**EXERCISE:**
All of the records must come back exactly as they were given.
━━ SOURCE RECORDS
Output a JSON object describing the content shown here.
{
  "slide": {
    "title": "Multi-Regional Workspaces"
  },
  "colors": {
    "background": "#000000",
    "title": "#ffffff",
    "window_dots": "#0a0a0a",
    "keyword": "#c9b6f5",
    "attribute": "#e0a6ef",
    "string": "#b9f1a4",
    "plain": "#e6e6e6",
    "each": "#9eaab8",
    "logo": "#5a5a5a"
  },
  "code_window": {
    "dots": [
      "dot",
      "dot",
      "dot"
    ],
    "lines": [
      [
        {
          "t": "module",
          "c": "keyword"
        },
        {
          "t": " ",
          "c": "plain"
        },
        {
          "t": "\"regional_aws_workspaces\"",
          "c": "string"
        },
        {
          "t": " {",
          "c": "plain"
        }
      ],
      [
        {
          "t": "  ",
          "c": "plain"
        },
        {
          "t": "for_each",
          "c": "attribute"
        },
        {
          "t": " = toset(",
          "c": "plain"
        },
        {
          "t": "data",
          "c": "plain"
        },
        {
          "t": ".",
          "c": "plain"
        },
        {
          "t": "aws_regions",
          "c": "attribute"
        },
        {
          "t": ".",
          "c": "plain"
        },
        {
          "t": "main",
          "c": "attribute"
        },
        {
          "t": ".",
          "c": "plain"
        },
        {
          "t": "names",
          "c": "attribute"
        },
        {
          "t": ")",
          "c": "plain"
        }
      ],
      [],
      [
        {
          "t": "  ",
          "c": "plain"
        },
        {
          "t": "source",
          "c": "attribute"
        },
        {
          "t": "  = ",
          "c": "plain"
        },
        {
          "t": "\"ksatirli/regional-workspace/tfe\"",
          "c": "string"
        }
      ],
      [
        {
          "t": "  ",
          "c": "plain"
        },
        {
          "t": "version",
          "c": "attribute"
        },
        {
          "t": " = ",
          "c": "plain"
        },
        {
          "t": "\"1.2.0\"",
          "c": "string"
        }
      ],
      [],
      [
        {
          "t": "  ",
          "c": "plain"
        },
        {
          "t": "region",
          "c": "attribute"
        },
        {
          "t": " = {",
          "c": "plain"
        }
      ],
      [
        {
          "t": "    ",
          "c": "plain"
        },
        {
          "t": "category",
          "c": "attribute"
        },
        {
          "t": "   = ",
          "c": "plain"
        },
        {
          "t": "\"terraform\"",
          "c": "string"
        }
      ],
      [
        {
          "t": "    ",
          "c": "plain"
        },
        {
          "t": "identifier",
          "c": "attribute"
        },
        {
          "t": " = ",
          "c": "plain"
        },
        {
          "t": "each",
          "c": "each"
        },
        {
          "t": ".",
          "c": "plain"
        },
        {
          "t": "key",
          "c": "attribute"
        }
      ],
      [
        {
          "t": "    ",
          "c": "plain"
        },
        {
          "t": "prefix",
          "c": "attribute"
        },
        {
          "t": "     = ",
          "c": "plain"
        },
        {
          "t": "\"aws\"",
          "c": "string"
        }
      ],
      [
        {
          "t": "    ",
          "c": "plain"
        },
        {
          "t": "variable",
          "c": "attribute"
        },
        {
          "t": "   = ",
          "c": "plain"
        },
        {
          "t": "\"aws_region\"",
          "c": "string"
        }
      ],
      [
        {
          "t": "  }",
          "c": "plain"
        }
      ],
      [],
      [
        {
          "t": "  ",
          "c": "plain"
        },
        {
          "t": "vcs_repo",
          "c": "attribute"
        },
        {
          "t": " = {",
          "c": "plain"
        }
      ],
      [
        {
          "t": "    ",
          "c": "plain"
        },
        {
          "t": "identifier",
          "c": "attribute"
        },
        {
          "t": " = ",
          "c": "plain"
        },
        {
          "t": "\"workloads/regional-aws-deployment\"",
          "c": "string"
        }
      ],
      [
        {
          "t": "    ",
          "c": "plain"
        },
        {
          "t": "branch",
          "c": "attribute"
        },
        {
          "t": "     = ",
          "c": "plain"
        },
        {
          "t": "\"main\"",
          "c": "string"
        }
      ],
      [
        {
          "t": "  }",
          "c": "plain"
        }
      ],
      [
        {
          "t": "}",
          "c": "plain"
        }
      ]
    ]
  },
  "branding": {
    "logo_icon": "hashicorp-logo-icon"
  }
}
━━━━
**TASK OUTPUT:**
Output a JSON object describing the content shown here.
{
  "slide": {
    "title": "Multi-Regional Workspaces"
  },
  "colors": {
    "background": "#000000",
    "title": "#ffffff",
    "window_dots": "#0a0a0a",
    "keyword": "#c9b6f5",
    "attribute": "#e0a6ef",
    "string": "#b9f1a4",
    "plain": "#e6e6e6",
    "each": "#9eaab8",
    "logo": "#5a5a5a"
  },
  "code_window": {
    "dots": [
      "dot",
      "dot",
      "dot"
    ],
    "lines": [
      [
        {
          "t": "module",
          "c": "keyword"
        },
        {
          "t": " ",
          "c": "plain"
        },
        {
          "t": "\"regional_aws_workspaces\"",
          "c": "string"
        },
        {
          "t": " {",
          "c": "plain"
        }
      ],
      [
        {
          "t": "  ",
          "c": "plain"
        },
        {
          "t": "for_each",
          "c": "attribute"
        },
        {
          "t": " = toset(",
          "c": "plain"
        },
        {
          "t": "data",
          "c": "plain"
        },
        {
          "t": ".",
          "c": "plain"
        },
        {
          "t": "aws_regions",
          "c": "attribute"
        },
        {
          "t": ".",
          "c": "plain"
        },
        {
          "t": "main",
          "c": "attribute"
        },
        {
          "t": ".",
          "c": "plain"
        },
        {
          "t": "names",
          "c": "attribute"
        },
        {
          "t": ")",
          "c": "plain"
        }
      ],
      [],
      [
        {
          "t": "  ",
          "c": "plain"
        },
        {
          "t": "source",
          "c": "attribute"
        },
        {
          "t": "  = ",
          "c": "plain"
        },
        {
          "t": "\"ksatirli/regional-workspace/tfe\"",
          "c": "string"
        }
      ],
      [
        {
          "t": "  ",
          "c": "plain"
        },
        {
          "t": "version",
          "c": "attribute"
        },
        {
          "t": " = ",
          "c": "plain"
        },
        {
          "t": "\"1.2.0\"",
          "c": "string"
        }
      ],
      [],
      [
        {
          "t": "  ",
          "c": "plain"
        },
        {
          "t": "region",
          "c": "attribute"
        },
        {
          "t": " = {",
          "c": "plain"
        }
      ],
      [
        {
          "t": "    ",
          "c": "plain"
        },
        {
          "t": "category",
          "c": "attribute"
        },
        {
          "t": "   = ",
          "c": "plain"
        },
        {
          "t": "\"terraform\"",
          "c": "string"
        }
      ],
      [
        {
          "t": "    ",
          "c": "plain"
        },
        {
          "t": "identifier",
          "c": "attribute"
        },
        {
          "t": " = ",
          "c": "plain"
        },
        {
          "t": "each",
          "c": "each"
        },
        {
          "t": ".",
          "c": "plain"
        },
        {
          "t": "key",
          "c": "attribute"
        }
      ],
      [
        {
          "t": "    ",
          "c": "plain"
        },
        {
          "t": "prefix",
          "c": "attribute"
        },
        {
          "t": "     = ",
          "c": "plain"
        },
        {
          "t": "\"aws\"",
          "c": "string"
        }
      ],
      [
        {
          "t": "    ",
          "c": "plain"
        },
        {
          "t": "variable",
          "c": "attribute"
        },
        {
          "t": "   = ",
          "c": "plain"
        },
        {
          "t": "\"aws_region\"",
          "c": "string"
        }
      ],
      [
        {
          "t": "  }",
          "c": "plain"
        }
      ],
      [],
      [
        {
          "t": "  ",
          "c": "plain"
        },
        {
          "t": "vcs_repo",
          "c": "attribute"
        },
        {
          "t": " = {",
          "c": "plain"
        }
      ],
      [
        {
          "t": "    ",
          "c": "plain"
        },
        {
          "t": "identifier",
          "c": "attribute"
        },
        {
          "t": " = ",
          "c": "plain"
        },
        {
          "t": "\"workloads/regional-aws-deployment\"",
          "c": "string"
        }
      ],
      [
        {
          "t": "    ",
          "c": "plain"
        },
        {
          "t": "branch",
          "c": "attribute"
        },
        {
          "t": "     = ",
          "c": "plain"
        },
        {
          "t": "\"main\"",
          "c": "string"
        }
      ],
      [
        {
          "t": "  }",
          "c": "plain"
        }
      ],
      [
        {
          "t": "}",
          "c": "plain"
        }
      ]
    ]
  },
  "branding": {
    "logo_icon": "hashicorp-logo-icon"
  }
}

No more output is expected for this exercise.